Show every line in the records below that contains the word "номера".

------------------------------------------------

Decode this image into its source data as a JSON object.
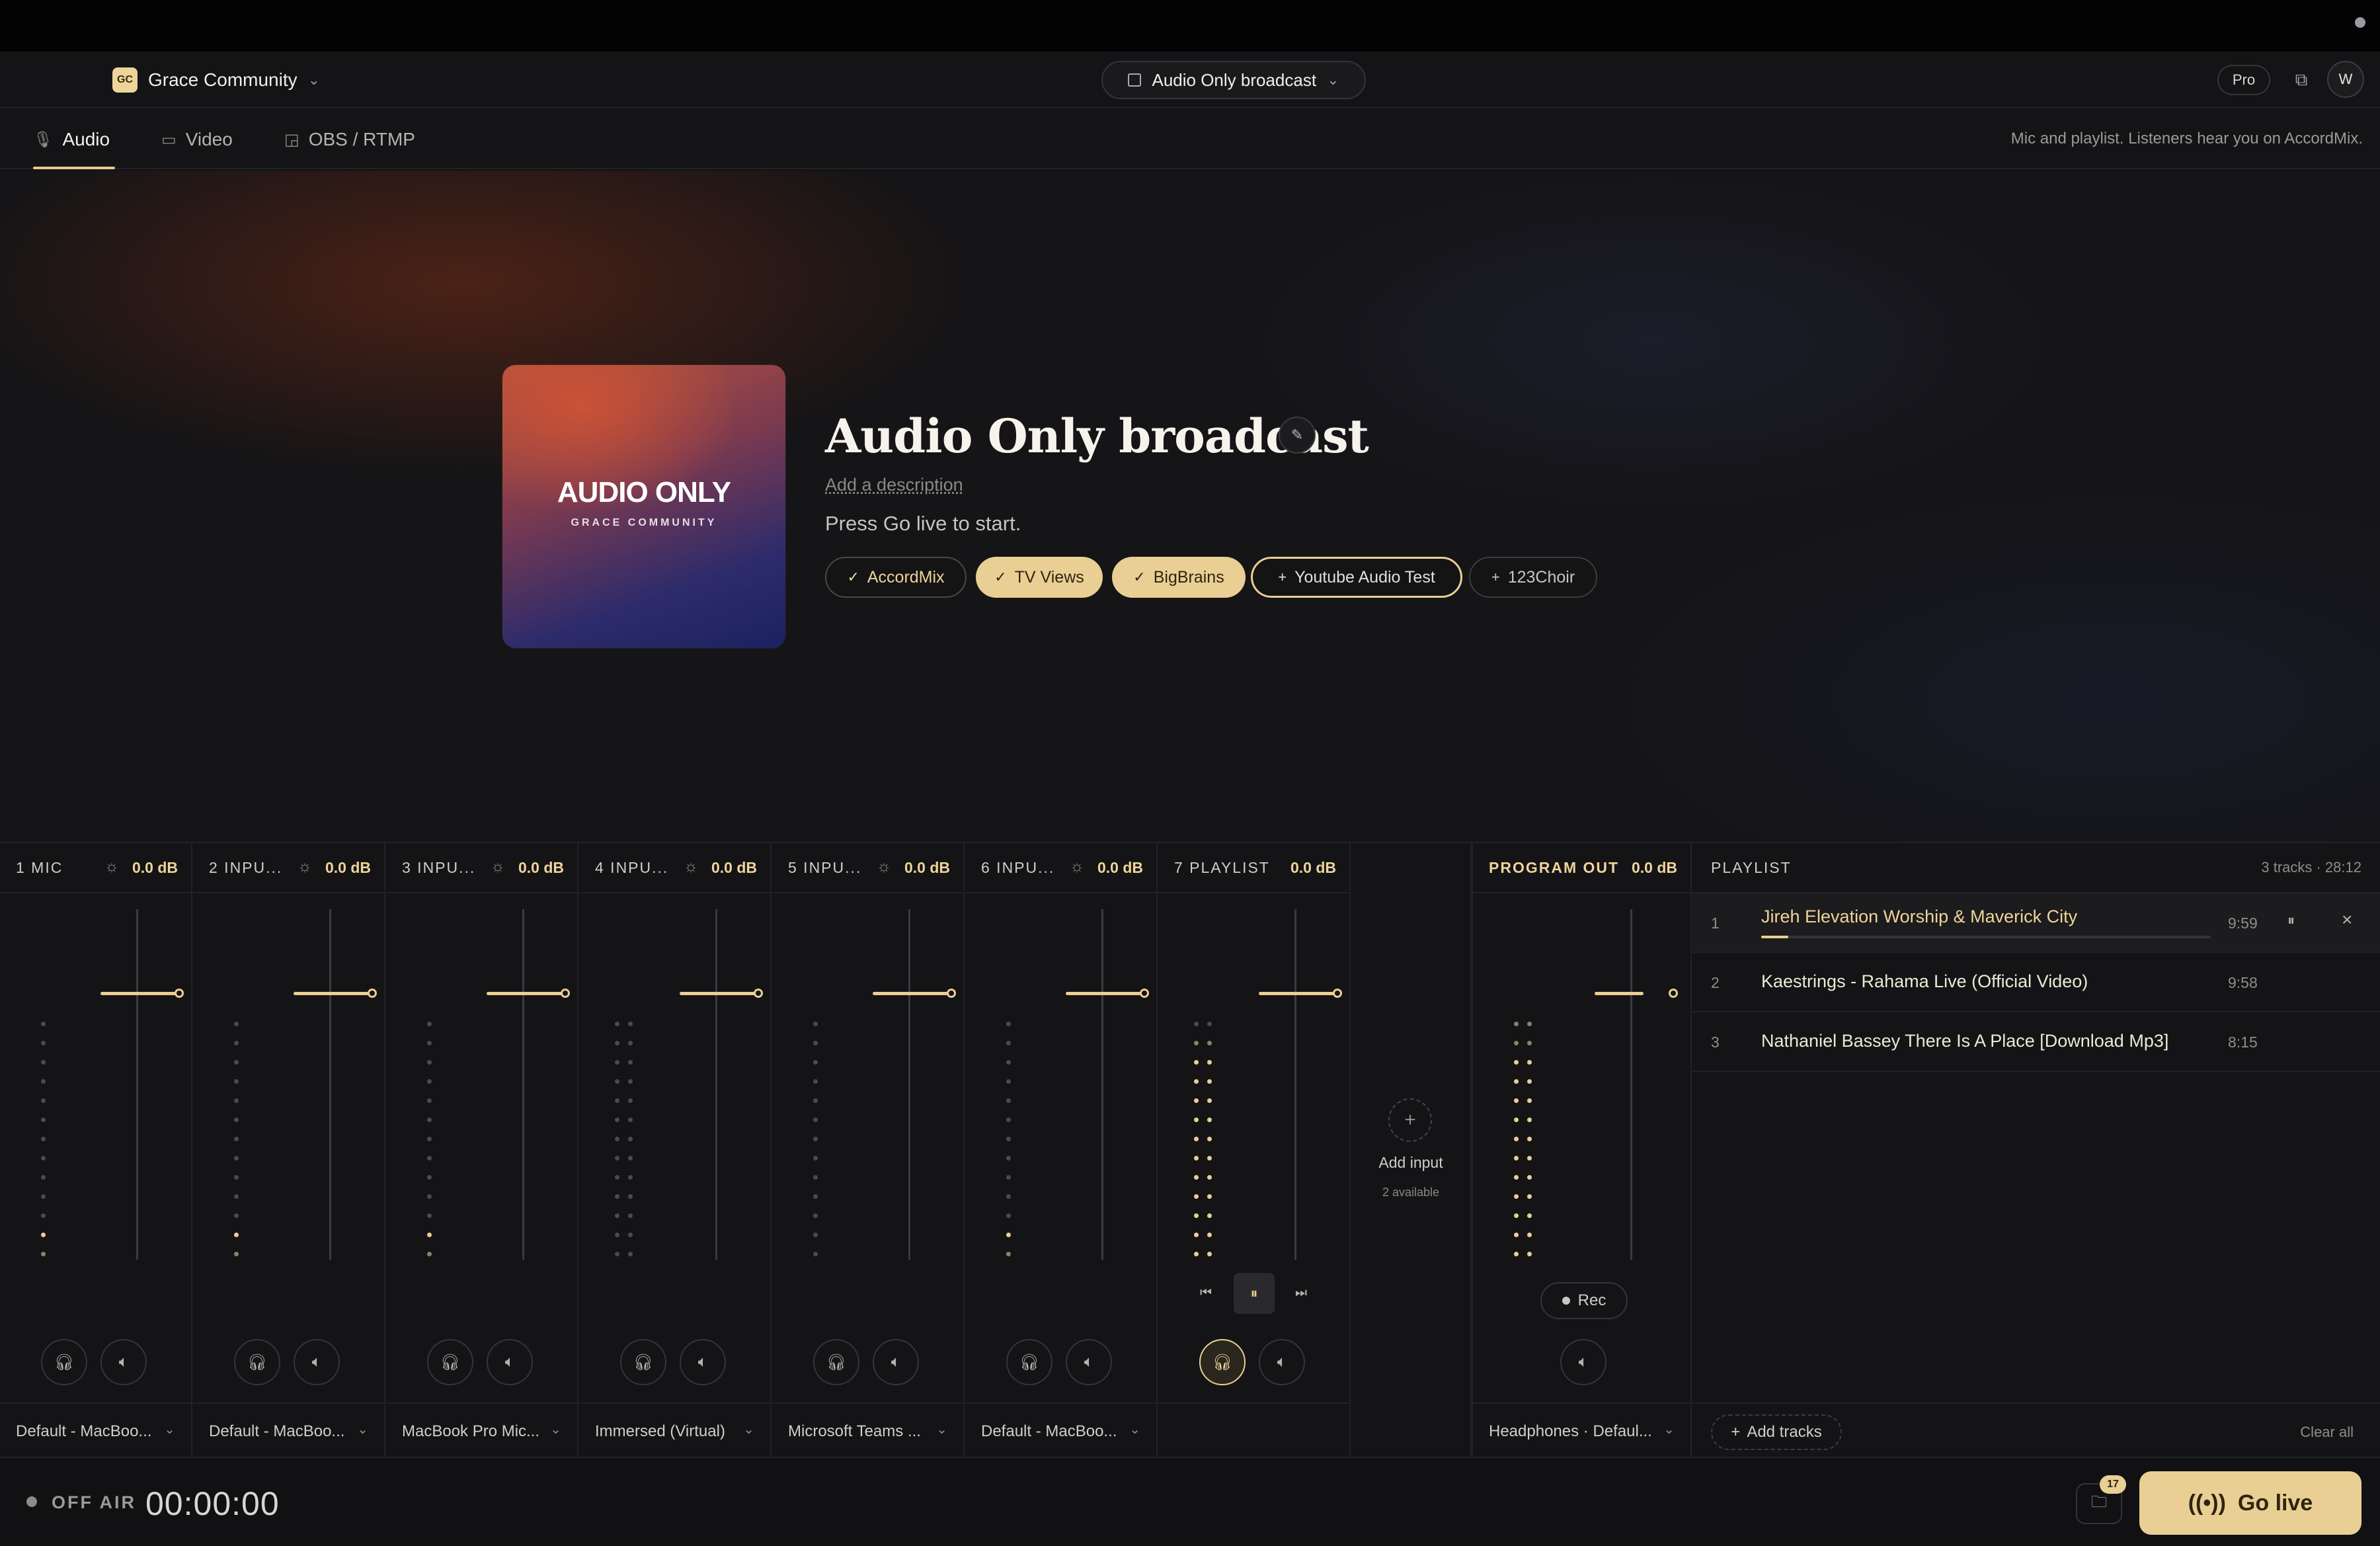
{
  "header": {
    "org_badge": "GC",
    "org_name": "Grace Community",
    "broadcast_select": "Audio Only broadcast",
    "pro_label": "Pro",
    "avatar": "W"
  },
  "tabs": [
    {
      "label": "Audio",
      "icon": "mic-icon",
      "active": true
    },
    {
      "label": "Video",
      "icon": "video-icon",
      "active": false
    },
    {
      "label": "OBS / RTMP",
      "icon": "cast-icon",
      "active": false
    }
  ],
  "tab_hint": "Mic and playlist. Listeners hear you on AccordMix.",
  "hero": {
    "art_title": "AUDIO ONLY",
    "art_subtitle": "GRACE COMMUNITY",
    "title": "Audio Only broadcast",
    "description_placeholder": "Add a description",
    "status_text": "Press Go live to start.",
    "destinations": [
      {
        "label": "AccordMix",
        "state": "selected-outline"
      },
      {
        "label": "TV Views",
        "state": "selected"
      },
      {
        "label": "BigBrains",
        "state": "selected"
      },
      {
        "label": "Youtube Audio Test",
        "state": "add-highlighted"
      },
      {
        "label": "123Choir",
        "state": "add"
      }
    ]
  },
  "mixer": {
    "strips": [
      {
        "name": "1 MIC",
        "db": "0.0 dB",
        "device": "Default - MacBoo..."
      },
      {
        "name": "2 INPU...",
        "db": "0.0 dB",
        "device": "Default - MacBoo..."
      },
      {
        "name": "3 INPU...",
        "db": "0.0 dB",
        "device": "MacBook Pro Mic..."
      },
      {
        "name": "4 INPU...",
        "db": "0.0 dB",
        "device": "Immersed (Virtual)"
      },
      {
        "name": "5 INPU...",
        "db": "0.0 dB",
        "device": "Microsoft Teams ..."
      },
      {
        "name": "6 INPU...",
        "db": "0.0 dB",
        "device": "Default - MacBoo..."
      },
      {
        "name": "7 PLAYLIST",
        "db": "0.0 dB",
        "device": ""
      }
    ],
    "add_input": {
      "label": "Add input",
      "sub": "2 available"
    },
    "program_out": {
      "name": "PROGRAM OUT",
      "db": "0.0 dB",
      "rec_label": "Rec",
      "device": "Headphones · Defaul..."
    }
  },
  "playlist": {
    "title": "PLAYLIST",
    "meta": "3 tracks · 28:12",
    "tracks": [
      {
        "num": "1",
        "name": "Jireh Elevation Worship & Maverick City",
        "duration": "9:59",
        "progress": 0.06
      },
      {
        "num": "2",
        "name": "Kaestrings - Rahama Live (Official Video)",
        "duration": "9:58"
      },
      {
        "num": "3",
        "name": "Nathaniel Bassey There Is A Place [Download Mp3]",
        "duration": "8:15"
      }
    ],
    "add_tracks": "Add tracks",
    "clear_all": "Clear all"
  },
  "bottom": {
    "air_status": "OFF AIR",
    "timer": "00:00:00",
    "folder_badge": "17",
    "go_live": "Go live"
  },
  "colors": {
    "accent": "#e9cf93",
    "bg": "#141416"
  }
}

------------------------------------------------

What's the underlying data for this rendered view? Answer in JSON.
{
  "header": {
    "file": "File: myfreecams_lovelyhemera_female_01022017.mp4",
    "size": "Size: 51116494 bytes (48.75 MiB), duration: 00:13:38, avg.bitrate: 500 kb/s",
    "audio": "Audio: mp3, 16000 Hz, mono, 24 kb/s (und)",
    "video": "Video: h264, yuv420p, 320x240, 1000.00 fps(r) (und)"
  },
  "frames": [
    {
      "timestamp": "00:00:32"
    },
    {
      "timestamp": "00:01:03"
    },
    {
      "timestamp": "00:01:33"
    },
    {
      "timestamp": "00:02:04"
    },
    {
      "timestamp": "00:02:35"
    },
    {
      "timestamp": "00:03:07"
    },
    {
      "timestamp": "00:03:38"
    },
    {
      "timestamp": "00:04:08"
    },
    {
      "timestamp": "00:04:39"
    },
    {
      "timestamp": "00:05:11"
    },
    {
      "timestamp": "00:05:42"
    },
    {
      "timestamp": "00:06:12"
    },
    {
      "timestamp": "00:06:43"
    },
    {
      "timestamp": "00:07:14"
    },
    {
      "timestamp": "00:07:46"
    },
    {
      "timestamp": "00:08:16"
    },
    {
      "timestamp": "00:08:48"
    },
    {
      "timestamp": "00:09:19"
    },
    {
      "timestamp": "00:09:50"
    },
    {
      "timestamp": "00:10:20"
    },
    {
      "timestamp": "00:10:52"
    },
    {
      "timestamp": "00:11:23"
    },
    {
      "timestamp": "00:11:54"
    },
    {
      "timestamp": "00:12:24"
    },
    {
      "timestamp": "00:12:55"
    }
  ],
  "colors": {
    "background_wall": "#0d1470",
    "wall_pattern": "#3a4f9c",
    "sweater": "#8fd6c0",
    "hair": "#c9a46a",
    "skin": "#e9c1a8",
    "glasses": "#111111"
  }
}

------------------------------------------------

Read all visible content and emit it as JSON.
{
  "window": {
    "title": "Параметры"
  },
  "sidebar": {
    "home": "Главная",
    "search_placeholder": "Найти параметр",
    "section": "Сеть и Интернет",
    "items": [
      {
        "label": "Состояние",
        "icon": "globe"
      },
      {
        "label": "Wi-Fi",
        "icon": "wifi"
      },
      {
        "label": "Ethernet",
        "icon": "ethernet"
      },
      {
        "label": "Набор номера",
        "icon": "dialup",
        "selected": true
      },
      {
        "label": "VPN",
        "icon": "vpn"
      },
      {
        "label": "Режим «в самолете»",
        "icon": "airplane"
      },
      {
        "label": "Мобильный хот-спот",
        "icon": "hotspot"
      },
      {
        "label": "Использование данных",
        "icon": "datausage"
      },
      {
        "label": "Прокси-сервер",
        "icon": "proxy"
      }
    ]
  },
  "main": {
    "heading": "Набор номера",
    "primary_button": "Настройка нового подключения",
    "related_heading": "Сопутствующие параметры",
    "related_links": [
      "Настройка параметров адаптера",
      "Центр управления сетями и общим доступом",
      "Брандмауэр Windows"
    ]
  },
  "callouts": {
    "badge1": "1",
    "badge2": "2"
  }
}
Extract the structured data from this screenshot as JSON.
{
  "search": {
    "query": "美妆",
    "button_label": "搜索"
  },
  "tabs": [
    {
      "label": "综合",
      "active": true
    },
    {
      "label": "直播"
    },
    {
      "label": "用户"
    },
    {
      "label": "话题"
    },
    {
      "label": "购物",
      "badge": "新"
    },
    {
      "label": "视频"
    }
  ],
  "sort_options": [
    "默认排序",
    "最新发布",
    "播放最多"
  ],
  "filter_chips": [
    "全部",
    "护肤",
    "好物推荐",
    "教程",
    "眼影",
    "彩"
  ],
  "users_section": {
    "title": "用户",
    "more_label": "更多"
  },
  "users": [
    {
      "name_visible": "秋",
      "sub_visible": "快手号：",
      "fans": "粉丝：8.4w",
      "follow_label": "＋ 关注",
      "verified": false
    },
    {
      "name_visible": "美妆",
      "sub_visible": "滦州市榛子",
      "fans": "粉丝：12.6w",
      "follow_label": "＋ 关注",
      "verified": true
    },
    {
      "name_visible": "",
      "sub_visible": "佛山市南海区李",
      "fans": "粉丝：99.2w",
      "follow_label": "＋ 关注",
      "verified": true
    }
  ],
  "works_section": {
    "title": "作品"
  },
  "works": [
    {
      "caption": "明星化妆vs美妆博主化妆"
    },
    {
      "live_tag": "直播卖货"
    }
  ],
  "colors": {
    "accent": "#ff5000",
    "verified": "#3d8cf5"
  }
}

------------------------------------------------

• **Task result**
        "label": "Набор номера",
    "heading": "Набор номера",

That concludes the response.